- MATERIAL FOR THE TASK -

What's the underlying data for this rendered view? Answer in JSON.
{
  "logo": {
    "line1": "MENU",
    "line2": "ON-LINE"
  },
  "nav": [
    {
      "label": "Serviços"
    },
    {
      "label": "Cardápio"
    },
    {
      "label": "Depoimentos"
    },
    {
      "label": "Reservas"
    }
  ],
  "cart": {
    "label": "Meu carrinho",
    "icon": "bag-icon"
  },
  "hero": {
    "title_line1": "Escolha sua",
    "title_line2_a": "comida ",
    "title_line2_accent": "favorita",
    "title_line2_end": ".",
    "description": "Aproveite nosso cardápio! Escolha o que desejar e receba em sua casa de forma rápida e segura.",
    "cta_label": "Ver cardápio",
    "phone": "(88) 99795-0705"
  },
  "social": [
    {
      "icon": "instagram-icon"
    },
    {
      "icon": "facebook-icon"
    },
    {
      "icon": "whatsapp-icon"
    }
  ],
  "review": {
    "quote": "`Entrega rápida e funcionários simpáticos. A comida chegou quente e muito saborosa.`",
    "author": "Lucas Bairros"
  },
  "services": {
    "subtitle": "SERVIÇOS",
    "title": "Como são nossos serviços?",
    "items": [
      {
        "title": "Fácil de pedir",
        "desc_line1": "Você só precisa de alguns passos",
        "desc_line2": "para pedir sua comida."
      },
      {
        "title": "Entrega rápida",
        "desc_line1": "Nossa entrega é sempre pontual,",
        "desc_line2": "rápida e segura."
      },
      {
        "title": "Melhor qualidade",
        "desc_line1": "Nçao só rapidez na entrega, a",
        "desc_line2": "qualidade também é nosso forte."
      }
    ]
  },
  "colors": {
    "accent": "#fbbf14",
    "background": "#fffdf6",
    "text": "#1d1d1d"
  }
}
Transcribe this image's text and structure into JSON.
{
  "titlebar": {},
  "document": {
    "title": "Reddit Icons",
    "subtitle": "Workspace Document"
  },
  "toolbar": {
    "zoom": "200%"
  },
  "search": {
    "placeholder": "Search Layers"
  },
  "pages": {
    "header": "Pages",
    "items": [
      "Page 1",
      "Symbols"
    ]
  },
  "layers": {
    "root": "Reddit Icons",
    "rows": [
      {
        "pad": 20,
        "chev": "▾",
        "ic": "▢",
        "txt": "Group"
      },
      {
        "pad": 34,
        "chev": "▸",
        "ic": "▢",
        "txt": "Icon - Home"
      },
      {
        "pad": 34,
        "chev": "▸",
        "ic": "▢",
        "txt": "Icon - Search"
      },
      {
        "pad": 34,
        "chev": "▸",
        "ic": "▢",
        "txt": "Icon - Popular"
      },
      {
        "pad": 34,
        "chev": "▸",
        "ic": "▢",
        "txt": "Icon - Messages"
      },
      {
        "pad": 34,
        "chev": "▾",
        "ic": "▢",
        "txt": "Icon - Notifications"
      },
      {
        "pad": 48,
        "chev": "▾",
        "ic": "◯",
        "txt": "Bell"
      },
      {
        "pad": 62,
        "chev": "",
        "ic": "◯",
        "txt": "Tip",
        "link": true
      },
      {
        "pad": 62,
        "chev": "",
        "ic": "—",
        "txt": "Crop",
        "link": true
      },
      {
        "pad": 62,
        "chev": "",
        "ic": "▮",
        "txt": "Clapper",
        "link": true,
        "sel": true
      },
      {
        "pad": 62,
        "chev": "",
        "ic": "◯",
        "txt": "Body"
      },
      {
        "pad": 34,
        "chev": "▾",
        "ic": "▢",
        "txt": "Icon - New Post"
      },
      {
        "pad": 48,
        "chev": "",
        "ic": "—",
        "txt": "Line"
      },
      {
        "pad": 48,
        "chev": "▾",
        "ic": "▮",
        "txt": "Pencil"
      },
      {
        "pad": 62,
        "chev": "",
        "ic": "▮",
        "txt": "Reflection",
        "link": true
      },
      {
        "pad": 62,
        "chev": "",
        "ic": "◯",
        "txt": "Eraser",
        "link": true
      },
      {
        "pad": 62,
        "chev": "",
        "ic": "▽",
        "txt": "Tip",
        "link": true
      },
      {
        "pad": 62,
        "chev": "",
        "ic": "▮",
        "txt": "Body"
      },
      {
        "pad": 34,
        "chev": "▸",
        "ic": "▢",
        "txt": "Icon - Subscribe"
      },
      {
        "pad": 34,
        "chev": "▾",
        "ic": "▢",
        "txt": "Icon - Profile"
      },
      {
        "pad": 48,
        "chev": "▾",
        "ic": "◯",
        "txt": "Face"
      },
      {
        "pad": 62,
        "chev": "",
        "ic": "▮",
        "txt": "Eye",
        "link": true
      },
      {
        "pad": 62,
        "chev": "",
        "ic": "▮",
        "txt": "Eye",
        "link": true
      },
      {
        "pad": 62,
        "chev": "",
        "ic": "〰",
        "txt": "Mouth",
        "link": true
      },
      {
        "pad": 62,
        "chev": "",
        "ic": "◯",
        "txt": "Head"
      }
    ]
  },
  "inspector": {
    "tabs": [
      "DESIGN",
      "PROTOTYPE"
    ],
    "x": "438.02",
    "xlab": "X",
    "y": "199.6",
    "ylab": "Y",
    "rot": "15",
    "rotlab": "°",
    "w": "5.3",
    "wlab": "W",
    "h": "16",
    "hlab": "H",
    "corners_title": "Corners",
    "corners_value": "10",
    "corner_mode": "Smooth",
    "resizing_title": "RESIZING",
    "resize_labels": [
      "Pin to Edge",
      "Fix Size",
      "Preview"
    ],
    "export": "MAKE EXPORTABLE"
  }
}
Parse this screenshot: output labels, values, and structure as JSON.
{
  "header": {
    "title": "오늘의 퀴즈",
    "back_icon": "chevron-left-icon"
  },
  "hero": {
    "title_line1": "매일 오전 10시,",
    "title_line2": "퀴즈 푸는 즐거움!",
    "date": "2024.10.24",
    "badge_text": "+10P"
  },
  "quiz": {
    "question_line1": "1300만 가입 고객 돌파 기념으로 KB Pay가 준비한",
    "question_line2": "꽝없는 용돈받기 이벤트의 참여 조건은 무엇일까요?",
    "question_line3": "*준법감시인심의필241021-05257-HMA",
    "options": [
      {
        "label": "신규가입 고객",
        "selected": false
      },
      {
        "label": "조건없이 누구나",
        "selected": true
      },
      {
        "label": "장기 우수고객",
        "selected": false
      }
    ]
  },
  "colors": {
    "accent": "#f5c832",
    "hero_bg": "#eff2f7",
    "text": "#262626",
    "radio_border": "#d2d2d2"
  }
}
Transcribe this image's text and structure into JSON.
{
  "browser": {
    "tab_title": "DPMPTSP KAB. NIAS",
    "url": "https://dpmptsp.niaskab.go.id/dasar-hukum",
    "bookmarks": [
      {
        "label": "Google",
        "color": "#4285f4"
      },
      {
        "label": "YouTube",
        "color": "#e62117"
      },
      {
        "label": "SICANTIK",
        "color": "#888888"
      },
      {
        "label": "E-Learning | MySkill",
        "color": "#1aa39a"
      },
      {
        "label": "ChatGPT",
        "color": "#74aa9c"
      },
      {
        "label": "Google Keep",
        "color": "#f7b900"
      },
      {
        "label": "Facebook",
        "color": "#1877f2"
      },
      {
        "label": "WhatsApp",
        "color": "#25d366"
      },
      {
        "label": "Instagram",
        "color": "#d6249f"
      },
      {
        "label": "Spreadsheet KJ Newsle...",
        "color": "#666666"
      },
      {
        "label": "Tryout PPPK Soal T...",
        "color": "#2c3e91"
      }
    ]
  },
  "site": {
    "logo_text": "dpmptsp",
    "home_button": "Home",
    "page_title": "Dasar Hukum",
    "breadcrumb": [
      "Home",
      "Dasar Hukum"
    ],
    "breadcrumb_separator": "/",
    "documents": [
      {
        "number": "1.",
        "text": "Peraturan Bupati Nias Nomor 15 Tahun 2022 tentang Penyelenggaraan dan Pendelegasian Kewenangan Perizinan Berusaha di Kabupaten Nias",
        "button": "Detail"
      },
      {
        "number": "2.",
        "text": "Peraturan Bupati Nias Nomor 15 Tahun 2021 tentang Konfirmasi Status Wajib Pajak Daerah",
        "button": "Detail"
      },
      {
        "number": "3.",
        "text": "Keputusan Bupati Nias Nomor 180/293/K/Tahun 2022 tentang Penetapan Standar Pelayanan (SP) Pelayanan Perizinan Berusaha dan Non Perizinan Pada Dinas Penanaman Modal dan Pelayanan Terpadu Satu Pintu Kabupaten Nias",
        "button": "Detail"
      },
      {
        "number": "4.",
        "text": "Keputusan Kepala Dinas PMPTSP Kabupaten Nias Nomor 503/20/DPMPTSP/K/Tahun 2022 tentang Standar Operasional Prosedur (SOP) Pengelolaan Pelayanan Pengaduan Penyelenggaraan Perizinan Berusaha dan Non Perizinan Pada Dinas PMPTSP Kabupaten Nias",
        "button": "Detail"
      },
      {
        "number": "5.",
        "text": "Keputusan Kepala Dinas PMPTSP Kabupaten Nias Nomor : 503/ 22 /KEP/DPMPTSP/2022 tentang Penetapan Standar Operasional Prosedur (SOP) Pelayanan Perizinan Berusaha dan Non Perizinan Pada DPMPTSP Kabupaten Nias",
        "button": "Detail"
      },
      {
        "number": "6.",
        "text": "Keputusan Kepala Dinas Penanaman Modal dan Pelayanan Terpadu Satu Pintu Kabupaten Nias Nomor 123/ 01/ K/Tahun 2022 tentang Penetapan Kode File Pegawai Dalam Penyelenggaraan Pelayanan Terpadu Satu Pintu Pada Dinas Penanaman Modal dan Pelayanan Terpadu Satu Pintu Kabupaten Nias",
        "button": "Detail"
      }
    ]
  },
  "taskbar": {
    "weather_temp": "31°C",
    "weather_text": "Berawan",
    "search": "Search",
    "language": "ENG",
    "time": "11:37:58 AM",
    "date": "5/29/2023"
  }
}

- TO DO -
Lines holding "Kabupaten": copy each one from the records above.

- RESULT OF THE EXERCISE -
        "text": "Peraturan Bupati Nias Nomor 15 Tahun 2022 tentang Penyelenggaraan dan Pendelegasian Kewenangan Perizinan Berusaha di Kabupaten Nias",
        "text": "Keputusan Bupati Nias Nomor 180/293/K/Tahun 2022 tentang Penetapan Standar Pelayanan (SP) Pelayanan Perizinan Berusaha dan Non Perizinan Pada Dinas Penanaman Modal dan Pelayanan Terpadu Satu Pintu Kabupaten Nias",
        "text": "Keputusan Kepala Dinas PMPTSP Kabupaten Nias Nomor 503/20/DPMPTSP/K/Tahun 2022 tentang Standar Operasional Prosedur (SOP) Pengelolaan Pelayanan Pengaduan Penyelenggaraan Perizinan Berusaha dan Non Perizinan Pada Dinas PMPTSP Kabupaten Nias",
        "text": "Keputusan Kepala Dinas PMPTSP Kabupaten Nias Nomor : 503/ 22 /KEP/DPMPTSP/2022 tentang Penetapan Standar Operasional Prosedur (SOP) Pelayanan Perizinan Berusaha dan Non Perizinan Pada DPMPTSP Kabupaten Nias",
        "text": "Keputusan Kepala Dinas Penanaman Modal dan Pelayanan Terpadu Satu Pintu Kabupaten Nias Nomor 123/ 01/ K/Tahun 2022 tentang Penetapan Kode File Pegawai Dalam Penyelenggaraan Pelayanan Terpadu Satu Pintu Pada Dinas Penanaman Modal dan Pelayanan Terpadu Satu Pintu Kabupaten Nias",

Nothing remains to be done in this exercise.